At Temple Emanu-El in Providence, when someone opens the door to our chapel and leaves it to close on its own, one hears a brief and barely audible “click” as the door hits its frame, and then another loud, definitive, often startling, “clack” as the door finally latches. The louder sound happens only after the door has been closed in silence about ten seconds, long enough that the person who came or left through it is long gone.
Today is Yom HaShoah. Holocaust Remembrance Day. The 27th of Nissan, less than a week after the end of Passover, a holiday on which we celebrate our freedom from slavery and oppression. Our celebration of freedom ended with a “click”, but we are jarred back to reality with the “clack” of our commemoration ceremonies and yellow candles. Maybe we were freed three-thousand years ago. Our oppression barely ended so recently as 1945. It still lingers.
Although it didn’t seem like a day to teach up-beat music to my students in our Religious School as I do each Sunday morning, all students third grade through seventh today sang “Ani Ma’amin”. Each class had different memories about learning about the Holocaust; each class had different feelings about singing the song, hearing its words, and grasping its meaning.
אני מאמין, באמונה שלמה, בביאת המשיח
ואף על פי שיתמהמה, עם כל זה אחכה לו בכל יום – שיבוא
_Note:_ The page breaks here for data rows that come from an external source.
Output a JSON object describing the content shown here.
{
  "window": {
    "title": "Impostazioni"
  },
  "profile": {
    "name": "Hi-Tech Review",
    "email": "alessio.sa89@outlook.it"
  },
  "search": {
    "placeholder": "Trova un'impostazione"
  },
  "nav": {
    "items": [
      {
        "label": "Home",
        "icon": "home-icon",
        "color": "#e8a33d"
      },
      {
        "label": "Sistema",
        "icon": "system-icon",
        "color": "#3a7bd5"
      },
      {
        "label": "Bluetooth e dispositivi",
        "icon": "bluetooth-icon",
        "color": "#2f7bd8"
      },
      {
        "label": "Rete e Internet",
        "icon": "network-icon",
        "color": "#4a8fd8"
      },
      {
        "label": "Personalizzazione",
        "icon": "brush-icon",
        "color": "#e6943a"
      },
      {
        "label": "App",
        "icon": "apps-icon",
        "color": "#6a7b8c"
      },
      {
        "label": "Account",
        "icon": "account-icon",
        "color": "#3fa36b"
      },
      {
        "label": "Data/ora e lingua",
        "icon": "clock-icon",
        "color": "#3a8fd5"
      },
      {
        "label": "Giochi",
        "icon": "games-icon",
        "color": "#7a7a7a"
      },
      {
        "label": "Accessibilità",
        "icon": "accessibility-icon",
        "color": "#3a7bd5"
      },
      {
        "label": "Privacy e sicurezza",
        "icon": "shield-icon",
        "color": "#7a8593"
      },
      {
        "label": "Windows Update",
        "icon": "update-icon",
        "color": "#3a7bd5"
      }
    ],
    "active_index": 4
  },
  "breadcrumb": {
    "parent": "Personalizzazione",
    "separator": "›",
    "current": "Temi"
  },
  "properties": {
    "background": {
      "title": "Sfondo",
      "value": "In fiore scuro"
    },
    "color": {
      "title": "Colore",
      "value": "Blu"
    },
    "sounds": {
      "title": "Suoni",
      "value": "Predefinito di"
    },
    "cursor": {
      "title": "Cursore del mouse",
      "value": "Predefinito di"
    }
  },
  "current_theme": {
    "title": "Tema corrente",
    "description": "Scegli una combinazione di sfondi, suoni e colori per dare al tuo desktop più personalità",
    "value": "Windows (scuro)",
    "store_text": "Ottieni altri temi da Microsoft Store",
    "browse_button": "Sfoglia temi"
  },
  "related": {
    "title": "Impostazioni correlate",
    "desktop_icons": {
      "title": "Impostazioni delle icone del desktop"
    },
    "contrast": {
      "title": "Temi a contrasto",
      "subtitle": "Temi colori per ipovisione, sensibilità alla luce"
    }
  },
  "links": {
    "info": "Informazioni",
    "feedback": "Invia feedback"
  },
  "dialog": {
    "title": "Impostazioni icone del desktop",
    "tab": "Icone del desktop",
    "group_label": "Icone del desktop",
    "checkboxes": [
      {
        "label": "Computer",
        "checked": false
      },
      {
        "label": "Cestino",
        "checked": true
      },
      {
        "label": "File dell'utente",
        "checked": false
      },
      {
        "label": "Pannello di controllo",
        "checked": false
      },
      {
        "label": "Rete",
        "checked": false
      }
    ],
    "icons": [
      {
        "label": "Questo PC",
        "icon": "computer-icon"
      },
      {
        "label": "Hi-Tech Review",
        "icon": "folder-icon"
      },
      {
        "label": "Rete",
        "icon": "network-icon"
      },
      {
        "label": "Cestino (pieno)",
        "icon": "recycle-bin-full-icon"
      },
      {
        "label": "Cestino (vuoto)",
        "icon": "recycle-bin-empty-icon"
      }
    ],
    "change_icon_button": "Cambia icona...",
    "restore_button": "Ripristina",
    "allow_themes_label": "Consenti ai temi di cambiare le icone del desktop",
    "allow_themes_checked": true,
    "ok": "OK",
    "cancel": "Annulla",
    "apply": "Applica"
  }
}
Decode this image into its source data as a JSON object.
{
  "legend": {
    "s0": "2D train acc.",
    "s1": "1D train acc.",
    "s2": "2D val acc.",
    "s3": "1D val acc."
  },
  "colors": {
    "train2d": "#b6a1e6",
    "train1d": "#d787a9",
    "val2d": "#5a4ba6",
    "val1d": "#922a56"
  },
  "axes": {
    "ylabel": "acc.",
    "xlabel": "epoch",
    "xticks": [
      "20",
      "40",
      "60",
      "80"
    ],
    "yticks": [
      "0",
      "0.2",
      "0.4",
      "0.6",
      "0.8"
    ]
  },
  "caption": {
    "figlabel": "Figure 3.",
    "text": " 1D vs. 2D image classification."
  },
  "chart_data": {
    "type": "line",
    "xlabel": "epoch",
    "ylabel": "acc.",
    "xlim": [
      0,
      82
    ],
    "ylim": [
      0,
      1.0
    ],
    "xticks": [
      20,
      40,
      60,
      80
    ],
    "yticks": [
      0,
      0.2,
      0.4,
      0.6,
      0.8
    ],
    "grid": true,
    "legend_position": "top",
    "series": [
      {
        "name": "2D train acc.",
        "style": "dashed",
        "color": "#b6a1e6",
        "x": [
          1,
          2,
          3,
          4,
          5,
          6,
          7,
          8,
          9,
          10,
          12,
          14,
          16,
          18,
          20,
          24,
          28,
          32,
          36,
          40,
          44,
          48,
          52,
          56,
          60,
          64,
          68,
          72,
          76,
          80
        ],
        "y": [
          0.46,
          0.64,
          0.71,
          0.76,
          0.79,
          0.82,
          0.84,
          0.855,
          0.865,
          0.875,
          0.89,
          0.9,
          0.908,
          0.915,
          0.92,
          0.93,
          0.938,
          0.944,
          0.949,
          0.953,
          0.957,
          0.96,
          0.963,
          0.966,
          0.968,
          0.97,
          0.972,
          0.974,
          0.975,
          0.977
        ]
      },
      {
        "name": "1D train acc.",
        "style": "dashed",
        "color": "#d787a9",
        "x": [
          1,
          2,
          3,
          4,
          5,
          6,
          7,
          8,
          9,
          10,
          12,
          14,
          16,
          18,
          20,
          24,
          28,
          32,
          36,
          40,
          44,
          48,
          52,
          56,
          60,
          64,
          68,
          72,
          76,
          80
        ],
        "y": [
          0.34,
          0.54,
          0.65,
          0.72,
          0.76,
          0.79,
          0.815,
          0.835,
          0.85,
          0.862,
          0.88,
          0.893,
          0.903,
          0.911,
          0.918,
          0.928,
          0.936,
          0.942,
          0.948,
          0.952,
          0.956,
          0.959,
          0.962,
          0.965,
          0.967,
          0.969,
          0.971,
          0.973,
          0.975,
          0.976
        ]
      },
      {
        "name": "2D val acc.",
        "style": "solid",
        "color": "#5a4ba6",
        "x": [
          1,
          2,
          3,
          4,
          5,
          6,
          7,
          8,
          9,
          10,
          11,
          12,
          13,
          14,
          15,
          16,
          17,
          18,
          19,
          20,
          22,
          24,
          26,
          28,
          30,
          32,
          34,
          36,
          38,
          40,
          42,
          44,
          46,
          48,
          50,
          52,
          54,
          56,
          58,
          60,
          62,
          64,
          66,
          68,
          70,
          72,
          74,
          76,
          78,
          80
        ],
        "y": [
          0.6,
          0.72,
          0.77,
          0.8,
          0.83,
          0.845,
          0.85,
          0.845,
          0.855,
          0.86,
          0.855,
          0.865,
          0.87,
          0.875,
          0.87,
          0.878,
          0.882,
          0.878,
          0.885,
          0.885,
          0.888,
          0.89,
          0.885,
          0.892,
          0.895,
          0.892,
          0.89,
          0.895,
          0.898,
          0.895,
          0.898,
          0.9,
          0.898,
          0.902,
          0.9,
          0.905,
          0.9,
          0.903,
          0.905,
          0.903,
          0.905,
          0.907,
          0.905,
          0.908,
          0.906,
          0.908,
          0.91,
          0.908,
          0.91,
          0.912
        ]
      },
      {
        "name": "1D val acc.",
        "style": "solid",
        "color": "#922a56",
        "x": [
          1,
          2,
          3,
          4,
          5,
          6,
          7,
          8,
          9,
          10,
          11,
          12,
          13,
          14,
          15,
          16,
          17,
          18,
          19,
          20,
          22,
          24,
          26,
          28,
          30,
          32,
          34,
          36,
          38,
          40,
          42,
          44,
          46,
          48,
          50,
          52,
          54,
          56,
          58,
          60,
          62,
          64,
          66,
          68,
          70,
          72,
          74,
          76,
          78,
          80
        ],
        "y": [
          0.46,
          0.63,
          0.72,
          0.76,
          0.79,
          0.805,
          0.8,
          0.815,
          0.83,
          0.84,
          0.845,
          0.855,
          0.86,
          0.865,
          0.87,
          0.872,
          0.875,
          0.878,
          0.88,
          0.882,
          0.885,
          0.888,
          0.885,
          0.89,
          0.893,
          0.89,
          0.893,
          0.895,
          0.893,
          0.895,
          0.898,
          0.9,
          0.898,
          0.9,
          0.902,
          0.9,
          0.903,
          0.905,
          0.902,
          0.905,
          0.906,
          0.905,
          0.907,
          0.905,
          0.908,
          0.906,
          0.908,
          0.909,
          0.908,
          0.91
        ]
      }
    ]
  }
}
I believe, with wholehearted faith, in the coming of the Messiah.
And even if he is delayed, even with everything, I will wait for him, every day – that he will come.
Even in the depths of our despair, we believe. As Jews, we believe. As human beings, we believe in the goodness of people, despite all else, that a better time will come and that peace will prevail.
When we read texts, we have a tradition of not ending on a sad or angry note. Often times we add a verse at the end of a negatively or reproachfully themed haftarah in order to rest on a more hopeful idea. My classes today ended by singing “Oseh Shalom,” Judaism’s universal prayer for peace, and “HaTikvah,” the national anthem of the State of Israel, as we prepare for our celebration of the State of Israel with Yom Ha’Atzma’ut next week.
Although the tragedy feels long gone and far removed, it still lingers. We still feel the jolt back to reality as we put the death tolls into perspective for our students, as we show them what it meant to us, our parents and grandparents, and theirs, to remember those who perished.